And the rivers with the ocean;
The winds of heaven mix forever
With a sweet emotion;
Nothing in the world is single;
All things by a law divine
In another's being mingle-
Why not I with thine?
See, the mountains kiss high heaven,
And the waves clasp one another;
No sister flower could be forgiven
If it disdained its brother;
And the sunlight clasps the earth,
And the moonbeams kiss the sea; -
What are all these kissings worth,
If thou kiss ...
I weep for Adonais -he is dead!
O, weep for Adonais! though our tears
Thaw not the frost which binds so dear a head!

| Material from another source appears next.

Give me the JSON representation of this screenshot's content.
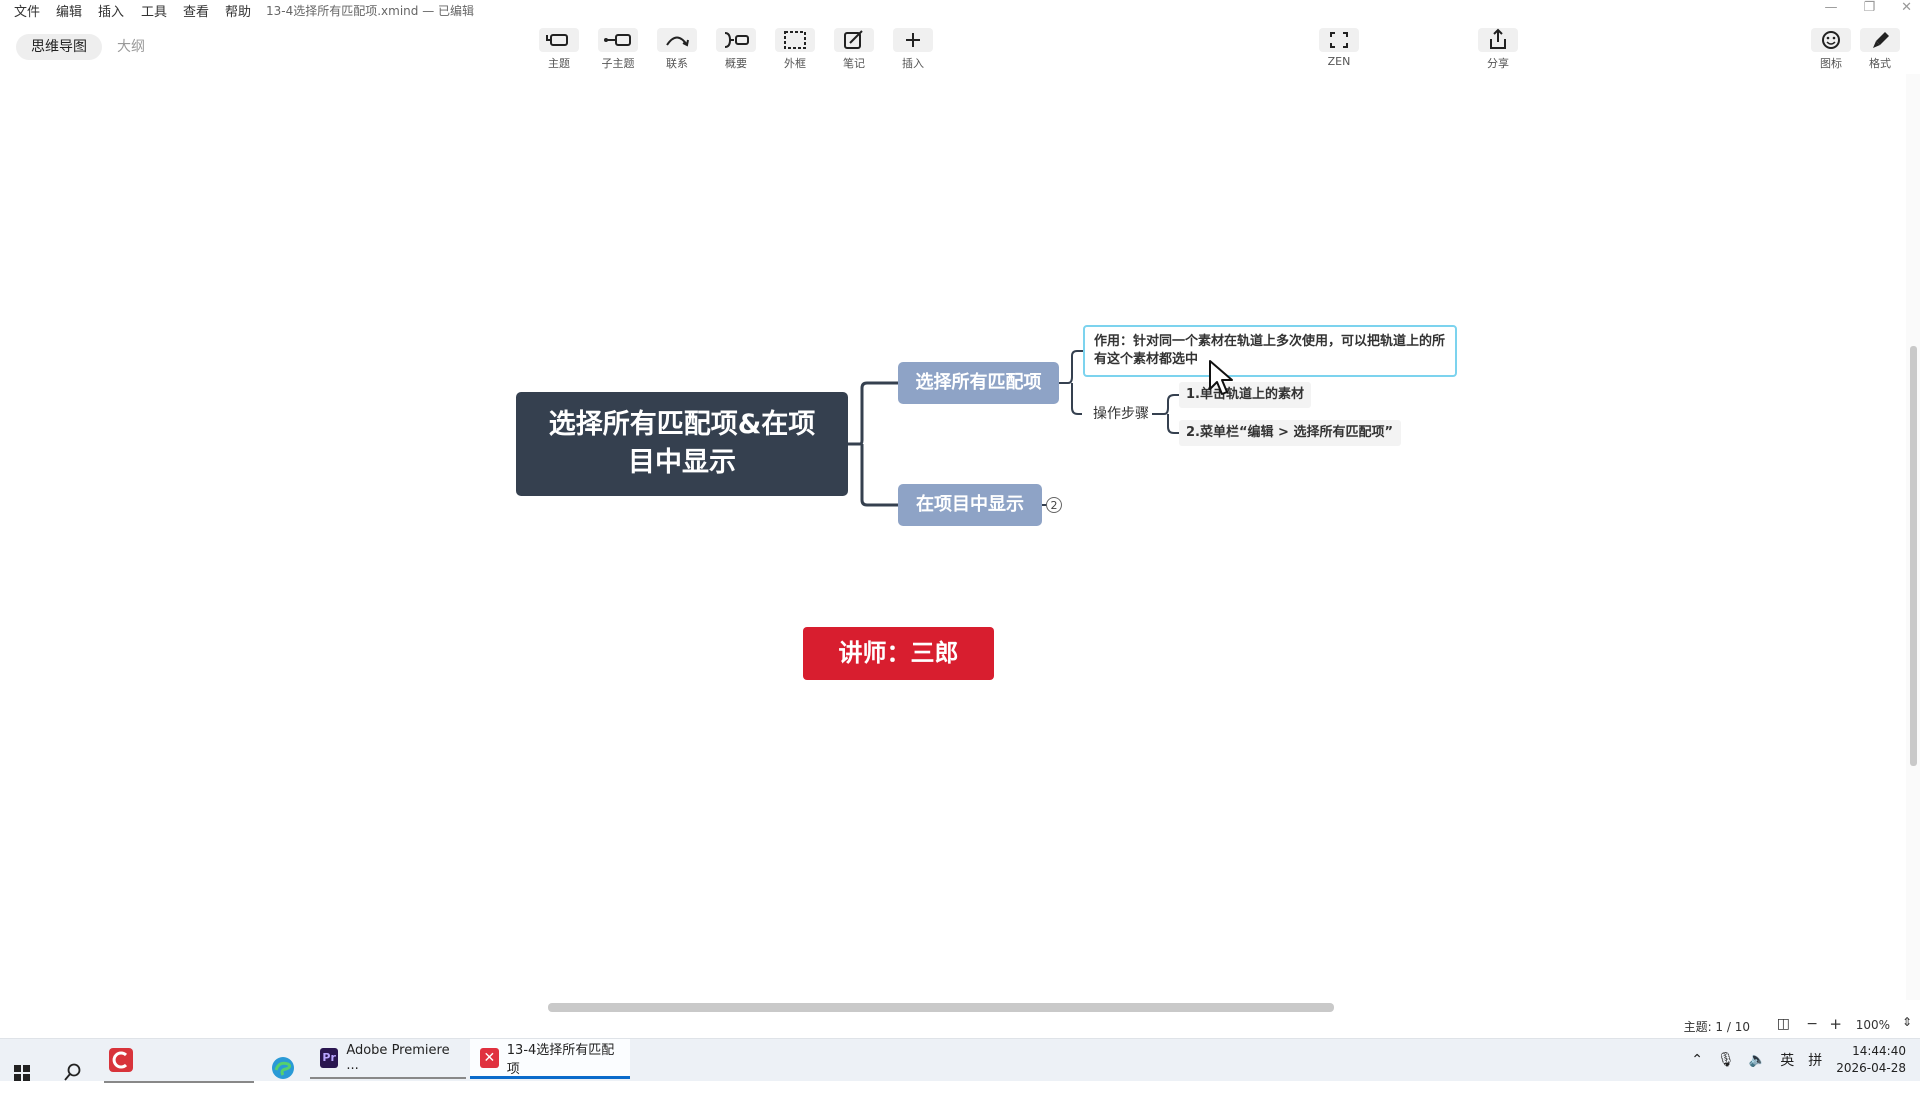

And thou, sad Hour, selected from all years
To mourn our loss, rouse thy obscure compeers,
And teach them thine own sorrow, say: "With me
Died Adonais; till the Future dares
Forget the Past, his fate and fame shall be
An echo and a light unto eternity!"